Your instructions: Print the records below once again, exactly as they were given.

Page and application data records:

== Segment start ==

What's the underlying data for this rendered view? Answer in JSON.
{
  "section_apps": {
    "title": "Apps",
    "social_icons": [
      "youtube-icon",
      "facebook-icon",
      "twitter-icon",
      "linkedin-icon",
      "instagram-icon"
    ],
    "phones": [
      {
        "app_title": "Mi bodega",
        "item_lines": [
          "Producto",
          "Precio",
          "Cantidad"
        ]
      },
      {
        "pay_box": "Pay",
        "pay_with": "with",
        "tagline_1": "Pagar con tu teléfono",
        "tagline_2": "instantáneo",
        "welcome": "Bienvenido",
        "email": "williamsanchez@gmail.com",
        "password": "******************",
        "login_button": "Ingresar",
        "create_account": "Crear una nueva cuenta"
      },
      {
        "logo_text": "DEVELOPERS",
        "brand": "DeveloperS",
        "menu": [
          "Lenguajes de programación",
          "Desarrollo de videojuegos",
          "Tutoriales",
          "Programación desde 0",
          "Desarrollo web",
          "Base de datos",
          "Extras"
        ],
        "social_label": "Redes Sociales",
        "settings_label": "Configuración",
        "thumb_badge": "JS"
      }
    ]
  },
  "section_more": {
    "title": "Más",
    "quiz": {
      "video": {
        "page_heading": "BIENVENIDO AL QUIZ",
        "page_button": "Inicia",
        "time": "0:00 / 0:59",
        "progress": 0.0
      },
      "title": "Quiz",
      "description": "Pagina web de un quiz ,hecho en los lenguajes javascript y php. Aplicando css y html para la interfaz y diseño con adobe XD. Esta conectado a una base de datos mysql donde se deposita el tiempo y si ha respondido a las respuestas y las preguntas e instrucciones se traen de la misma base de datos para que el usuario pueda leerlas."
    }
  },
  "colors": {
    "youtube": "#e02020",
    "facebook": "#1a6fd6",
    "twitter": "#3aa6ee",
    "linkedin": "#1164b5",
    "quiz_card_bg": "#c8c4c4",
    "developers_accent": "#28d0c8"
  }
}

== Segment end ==

Task output:
What's the underlying data for this rendered view? Answer in JSON.
{
  "section_apps": {
    "title": "Apps",
    "social_icons": [
      "youtube-icon",
      "facebook-icon",
      "twitter-icon",
      "linkedin-icon",
      "instagram-icon"
    ],
    "phones": [
      {
        "app_title": "Mi bodega",
        "item_lines": [
          "Producto",
          "Precio",
          "Cantidad"
        ]
      },
      {
        "pay_box": "Pay",
        "pay_with": "with",
        "tagline_1": "Pagar con tu teléfono",
        "tagline_2": "instantáneo",
        "welcome": "Bienvenido",
        "email": "williamsanchez@gmail.com",
        "password": "******************",
        "login_button": "Ingresar",
        "create_account": "Crear una nueva cuenta"
      },
      {
        "logo_text": "DEVELOPERS",
        "brand": "DeveloperS",
        "menu": [
          "Lenguajes de programación",
          "Desarrollo de videojuegos",
          "Tutoriales",
          "Programación desde 0",
          "Desarrollo web",
          "Base de datos",
          "Extras"
        ],
        "social_label": "Redes Sociales",
        "settings_label": "Configuración",
        "thumb_badge": "JS"
      }
    ]
  },
  "section_more": {
    "title": "Más",
    "quiz": {
      "video": {
        "page_heading": "BIENVENIDO AL QUIZ",
        "page_button": "Inicia",
        "time": "0:00 / 0:59",
        "progress": 0.0
      },
      "title": "Quiz",
      "description": "Pagina web de un quiz ,hecho en los lenguajes javascript y php. Aplicando css y html para la interfaz y diseño con adobe XD. Esta conectado a una base de datos mysql donde se deposita el tiempo y si ha respondido a las respuestas y las preguntas e instrucciones se traen de la misma base de datos para que el usuario pueda leerlas."
    }
  },
  "colors": {
    "youtube": "#e02020",
    "facebook": "#1a6fd6",
    "twitter": "#3aa6ee",
    "linkedin": "#1164b5",
    "quiz_card_bg": "#c8c4c4",
    "developers_accent": "#28d0c8"
  }
}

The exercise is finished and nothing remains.